Re: 8-5, you can find people who will meet late afternoon or evenings, happy hour, Saturday lunch, Sunday brunch, dinner meetings.  Coffee date works.

SC93

  • Bristles
  • ***
  • Posts: 358
Re: Axecleaver's Steps for Starting Your Own Services Business
« Reply #10 on: November 02, 2017, 06:51:36 PM »
Yes, nowadays people have started keeping MY hours. I do most of my washer & dryer sales around midnight. People are not tied down to certain hours as much as they used to be. I've even delivered after 11pm before. 8-5 is going out of style.

Kroaler

  • Pencil Stache
  • ****
  • Posts: 733
  • Age: 26
  • Location: Greenville, South Carolina
Re: Axecleaver's Steps for Starting Your Own Services Business
« Reply #11 on: November 03, 2017, 08:03:19 AM »
Could someone please relay the message to my employer that traditional working hours are going out of style?  I don't think they received the message!

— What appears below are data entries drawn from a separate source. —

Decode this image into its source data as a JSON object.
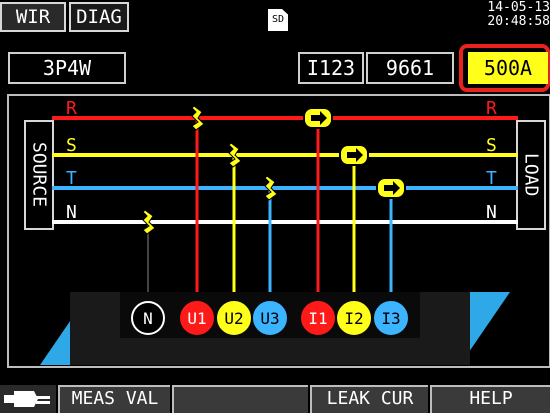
{
  "header": {
    "tabs": [
      {
        "label": "WIR"
      },
      {
        "label": "DIAG"
      }
    ],
    "sd_label": "SD",
    "date": "14-05-13",
    "time": "20:48:58"
  },
  "status": {
    "wiring": "3P4W",
    "clamp_label": "I123",
    "clamp_model": "9661",
    "current_range": "500A"
  },
  "diagram": {
    "source_label": "SOURCE",
    "load_label": "LOAD",
    "lines": [
      {
        "name": "R",
        "color": "#ff1a1a"
      },
      {
        "name": "S",
        "color": "#ffff1a"
      },
      {
        "name": "T",
        "color": "#3cb4ff"
      },
      {
        "name": "N",
        "color": "#ffffff"
      }
    ],
    "terminals": [
      {
        "label": "N",
        "color": "#000000"
      },
      {
        "label": "U1",
        "color": "#ff1a1a"
      },
      {
        "label": "U2",
        "color": "#ffff1a"
      },
      {
        "label": "U3",
        "color": "#3cb4ff"
      },
      {
        "label": "I1",
        "color": "#ff1a1a"
      },
      {
        "label": "I2",
        "color": "#ffff1a"
      },
      {
        "label": "I3",
        "color": "#3cb4ff"
      }
    ]
  },
  "footer": {
    "keys": [
      {
        "label": "MEAS VAL"
      },
      {
        "label": ""
      },
      {
        "label": "LEAK CUR"
      },
      {
        "label": "HELP"
      }
    ]
  },
  "colors": {
    "background": "#000000",
    "highlight_box": "#e8221c",
    "range_box_bg": "#ffff1a",
    "sensor_block": "#2ea8e6"
  }
}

tyrannostache

  • 5 O'Clock Shadow
  • *
  • Posts: 44
Re: Axecleaver's Steps for Starting Your Own Services Business
« Reply #12 on: November 07, 2017, 03:47:00 PM »
My spouse recently landed a couple of big contracts for his relatively new consulting business, enough to mostly replace his day job salary for the first 4-6 months of next year. He has been delivering on the contracts and has been getting a good feel for continued work. Since I just got a substantial raise at my steady job, it's looking a lot more realistic for him to quit his day job to focus solely on the business.

Aside from axecleaver's excellent list, what resources do you all suggest for getting set up? Since this would no longer be a side hustle but a fully-formed business, we're looking to get well-prepared in terms of tax liability, insulating our family assets from the business, etc.

As a side note, his day job and his consulting work are in closely related related fields. He's highly respected in his field and has made a lot of industry contacts delivering great work his day job. Are there any issues with using those contacts to promote his consulting business?